------ EXERCISE INPUTS ------

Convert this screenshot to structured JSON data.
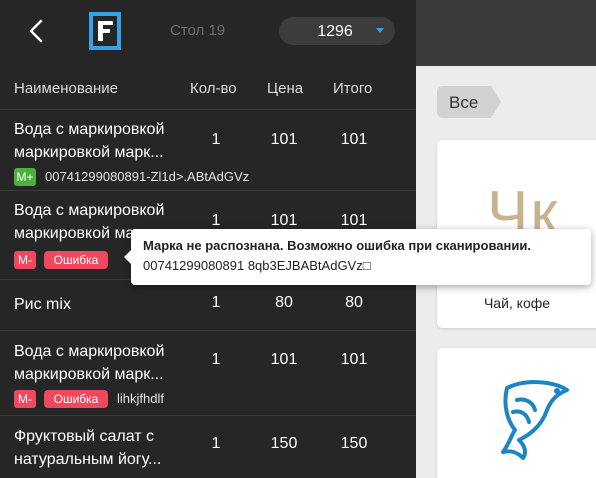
{
  "header": {
    "table_label": "Стол 19",
    "order_number": "1296"
  },
  "columns": {
    "name": "Наименование",
    "qty": "Кол-во",
    "price": "Цена",
    "total": "Итого"
  },
  "items": [
    {
      "name_line1": "Вода с маркировкой",
      "name_line2": "маркировкой марк...",
      "qty": "1",
      "price": "101",
      "total": "101",
      "mark_label": "M+",
      "code": "00741299080891-Zl1d>.ABtAdGVz"
    },
    {
      "name_line1": "Вода с маркировкой",
      "name_line2": "маркировкой марк...",
      "qty": "1",
      "price": "101",
      "total": "101",
      "mark_label": "M-",
      "error_label": "Ошибка"
    },
    {
      "name_line1": "Рис mix",
      "qty": "1",
      "price": "80",
      "total": "80"
    },
    {
      "name_line1": "Вода с маркировкой",
      "name_line2": "маркировкой марк...",
      "qty": "1",
      "price": "101",
      "total": "101",
      "mark_label": "M-",
      "error_label": "Ошибка",
      "code": "lihkjfhdlf"
    },
    {
      "name_line1": "Фруктовый салат с",
      "name_line2": "натуральным йогу...",
      "qty": "1",
      "price": "150",
      "total": "150"
    }
  ],
  "tooltip": {
    "title": "Марка не распознана. Возможно ошибка при сканировании.",
    "code": "00741299080891 8qb3EJBABtAdGVz□"
  },
  "catalog": {
    "category_tab": "Все",
    "cards": [
      {
        "letters": "Чк",
        "label": "Чай, кофе"
      },
      {
        "icon": "fish-icon"
      }
    ]
  },
  "colors": {
    "mark_ok": "#4caf3e",
    "mark_error": "#f0485e",
    "accent": "#35a3e6"
  }
}
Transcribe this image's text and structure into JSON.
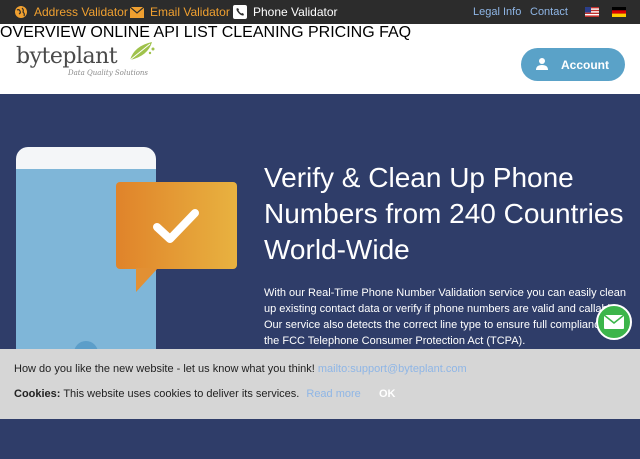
{
  "topbar": {
    "address_validator": "Address Validator",
    "email_validator": "Email Validator",
    "phone_validator": "Phone Validator",
    "legal_info": "Legal Info",
    "contact": "Contact"
  },
  "header": {
    "brand": "byteplant",
    "tagline": "Data Quality Solutions",
    "nav": [
      "OVERVIEW",
      "ONLINE API",
      "LIST CLEANING",
      "PRICING",
      "FAQ"
    ],
    "account": "Account"
  },
  "hero": {
    "title": "Verify & Clean Up Phone Numbers from 240 Countries World-Wide",
    "text": "With our Real-Time Phone Number Validation service you can easily clean up existing contact data or verify if phone numbers are valid and callable. Our service also detects the correct line type to ensure full compliance with the FCC Telephone Consumer Protection Act (TCPA)."
  },
  "cookie": {
    "feedback": "How do you like the new website - let us know what you think!",
    "mailto": "mailto:support@byteplant.com",
    "cookies_label": "Cookies:",
    "cookies_text": "This website uses cookies to deliver its services.",
    "read_more": "Read more",
    "ok": "OK"
  },
  "colors": {
    "hero_bg": "#2f3d69",
    "accent_orange": "#e07b1f",
    "account_blue": "#5aa2c8",
    "mail_green": "#3cb54a"
  }
}
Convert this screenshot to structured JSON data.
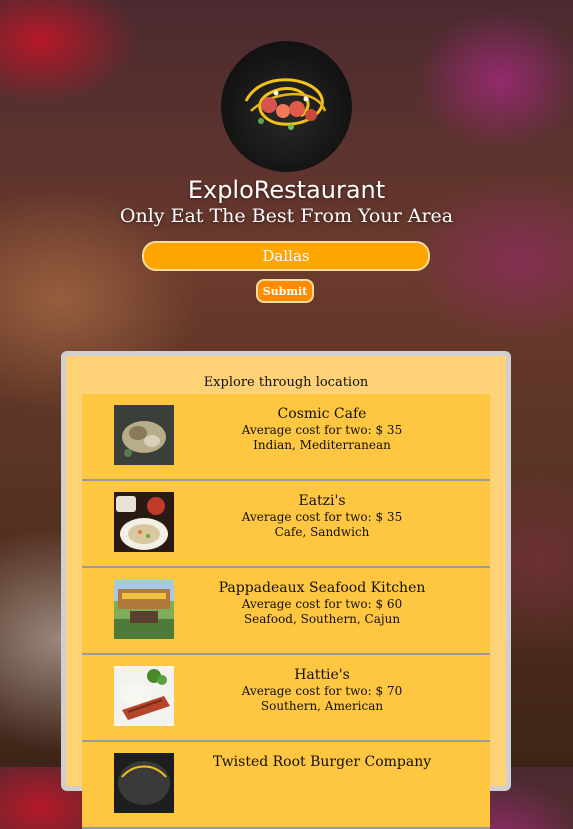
{
  "app": {
    "title": "ExploRestaurant",
    "tagline": "Only Eat The Best From Your Area"
  },
  "search": {
    "city_value": "Dallas",
    "submit_label": "Submit"
  },
  "panel": {
    "title": "Explore through location"
  },
  "restaurants": [
    {
      "name": "Cosmic Cafe",
      "cost": "Average cost for two: $ 35",
      "cuisines": "Indian, Mediterranean"
    },
    {
      "name": "Eatzi's",
      "cost": "Average cost for two: $ 35",
      "cuisines": "Cafe, Sandwich"
    },
    {
      "name": "Pappadeaux Seafood Kitchen",
      "cost": "Average cost for two: $ 60",
      "cuisines": "Seafood, Southern, Cajun"
    },
    {
      "name": "Hattie's",
      "cost": "Average cost for two: $ 70",
      "cuisines": "Southern, American"
    },
    {
      "name": "Twisted Root Burger Company",
      "cost": "",
      "cuisines": ""
    }
  ],
  "colors": {
    "accent": "#ffa500",
    "submit": "#ff8c00",
    "panel_bg": "#ffd278",
    "item_bg": "#ffc641"
  }
}
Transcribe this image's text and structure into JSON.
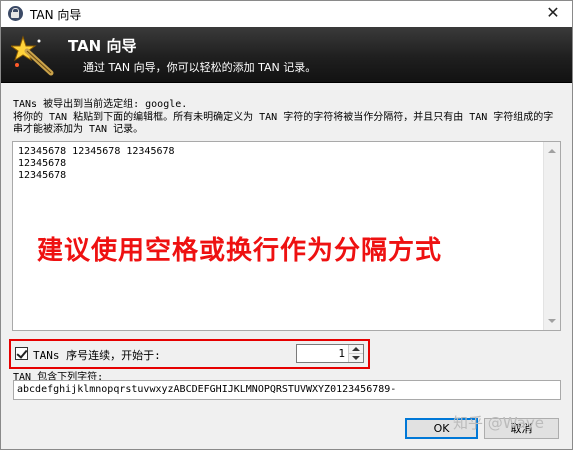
{
  "window": {
    "title": "TAN 向导",
    "close_glyph": "✕"
  },
  "banner": {
    "title": "TAN 向导",
    "subtitle": "通过 TAN 向导，你可以轻松的添加 TAN 记录。",
    "icon": "magic-wand-icon"
  },
  "info": {
    "line1": "TANs 被导出到当前选定组: google.",
    "line2": "将你的 TAN 粘贴到下面的编辑框。所有未明确定义为 TAN 字符的字符将被当作分隔符，并且只有由 TAN 字符组成的字串才能被添加为 TAN 记录。"
  },
  "editor": {
    "content": "12345678 12345678 12345678\n12345678\n12345678"
  },
  "overlay_text": "建议使用空格或换行作为分隔方式",
  "sequence": {
    "checked": true,
    "label": "TANs 序号连续，开始于:",
    "start_value": "1"
  },
  "tan_chars": {
    "label": "TAN 包含下列字符:",
    "value": "abcdefghijklmnopqrstuvwxyzABCDEFGHIJKLMNOPQRSTUVWXYZ0123456789-"
  },
  "buttons": {
    "ok": "OK",
    "cancel": "取消"
  },
  "watermark": "知乎 @Waye",
  "colors": {
    "highlight_red": "#e60000",
    "overlay_red": "#ee1111",
    "banner_dark": "#1f1f1f"
  }
}
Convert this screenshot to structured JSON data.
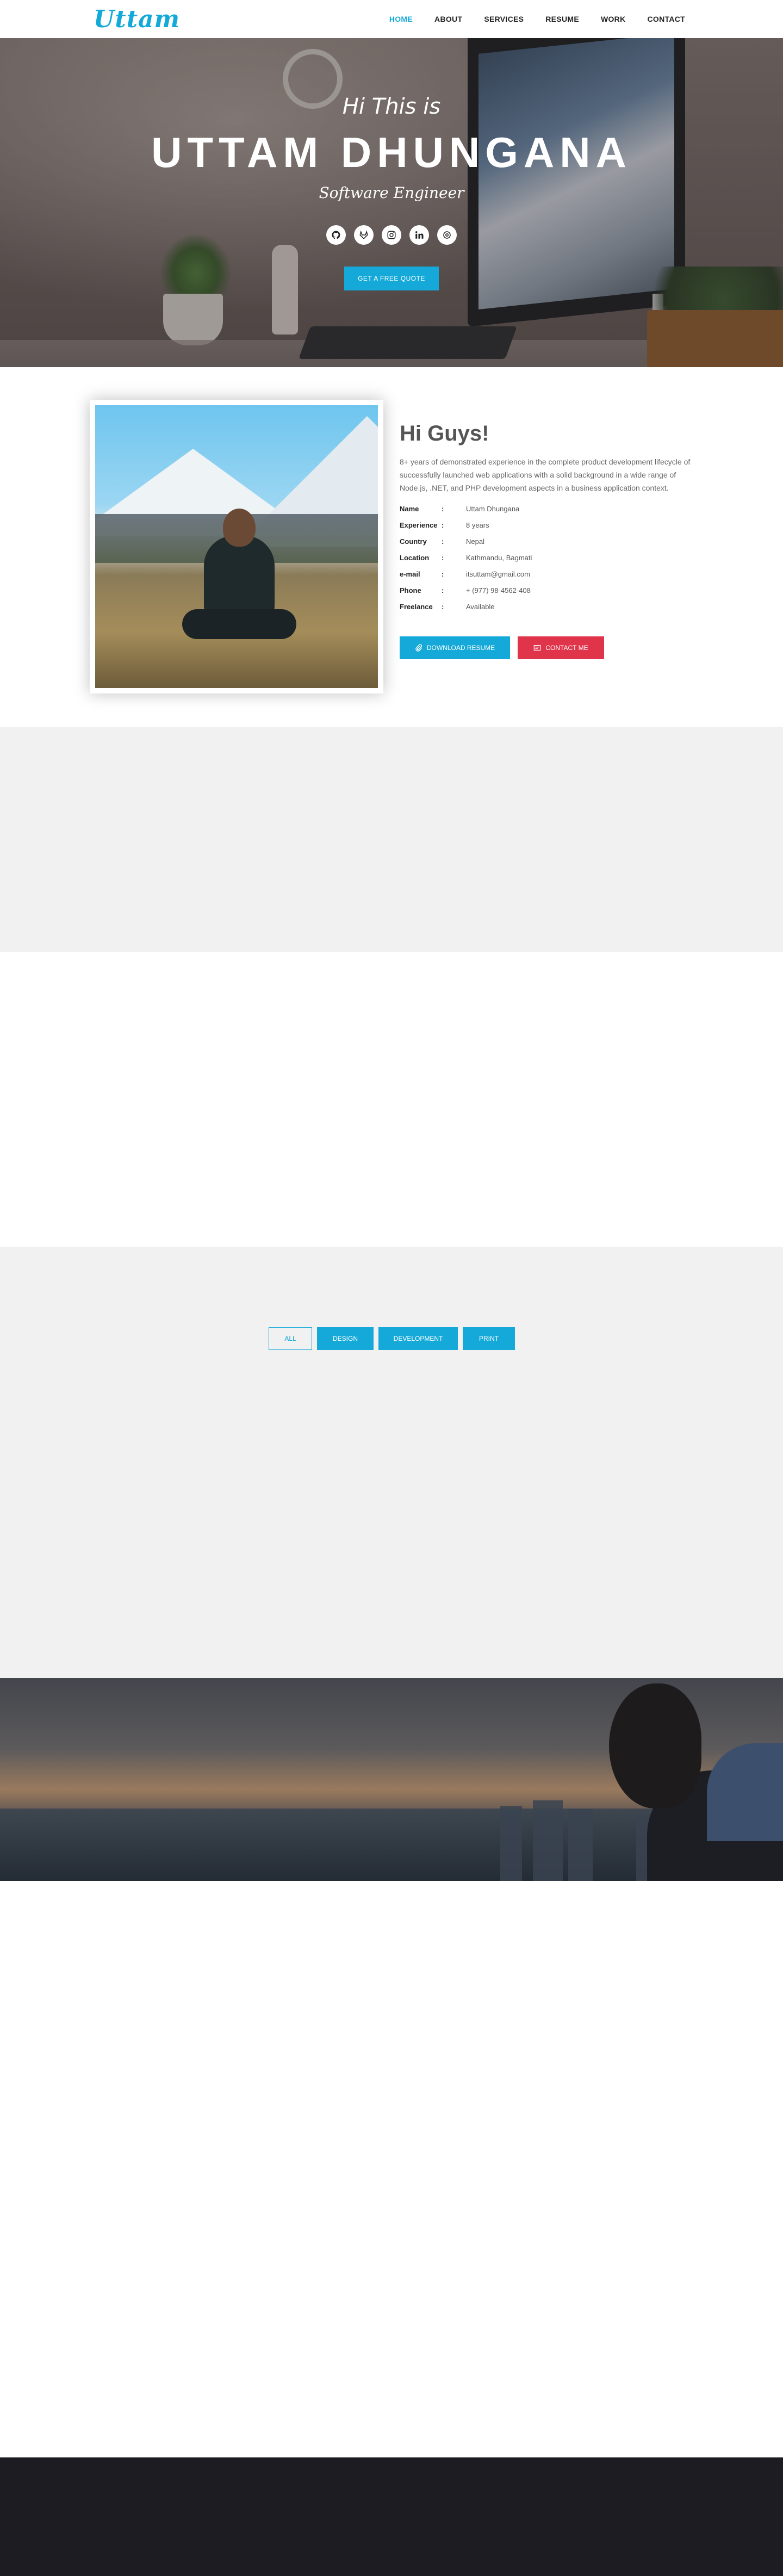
{
  "brand": {
    "logo_text": "Uttam",
    "accent_color": "#14a9d8",
    "danger_color": "#e0344b"
  },
  "nav": {
    "items": [
      {
        "label": "HOME",
        "active": true
      },
      {
        "label": "ABOUT",
        "active": false
      },
      {
        "label": "SERVICES",
        "active": false
      },
      {
        "label": "RESUME",
        "active": false
      },
      {
        "label": "WORK",
        "active": false
      },
      {
        "label": "CONTACT",
        "active": false
      }
    ]
  },
  "hero": {
    "greeting": "Hi This is",
    "name": "UTTAM DHUNGANA",
    "role": "Software Engineer",
    "socials": [
      "github-icon",
      "gitlab-icon",
      "instagram-icon",
      "linkedin-icon",
      "stackoverflow-icon"
    ],
    "cta_label": "GET A FREE QUOTE"
  },
  "about": {
    "title": "Hi Guys!",
    "description": "8+ years of demonstrated experience in the complete product development lifecycle of successfully launched web applications with a solid background in a wide range of Node.js, .NET, and PHP development aspects in a business application context.",
    "info": [
      {
        "label": "Name",
        "value": "Uttam Dhungana"
      },
      {
        "label": "Experience",
        "value": "8 years"
      },
      {
        "label": "Country",
        "value": "Nepal"
      },
      {
        "label": "Location",
        "value": "Kathmandu, Bagmati"
      },
      {
        "label": "e-mail",
        "value": "itsuttam@gmail.com"
      },
      {
        "label": "Phone",
        "value": "+ (977) 98-4562-408"
      },
      {
        "label": "Freelance",
        "value": "Available"
      }
    ],
    "download_label": "DOWNLOAD RESUME",
    "contact_label": "CONTACT ME"
  },
  "work": {
    "filters": [
      {
        "label": "ALL",
        "active": true
      },
      {
        "label": "DESIGN",
        "active": false
      },
      {
        "label": "DEVELOPMENT",
        "active": false
      },
      {
        "label": "PRINT",
        "active": false
      }
    ]
  }
}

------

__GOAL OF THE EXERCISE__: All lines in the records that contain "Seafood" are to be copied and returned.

__RESULT OF THE EXERCISE__:
      "name": "Pappadeaux Seafood Kitchen",
      "cuisines": "Seafood, Southern, Cajun"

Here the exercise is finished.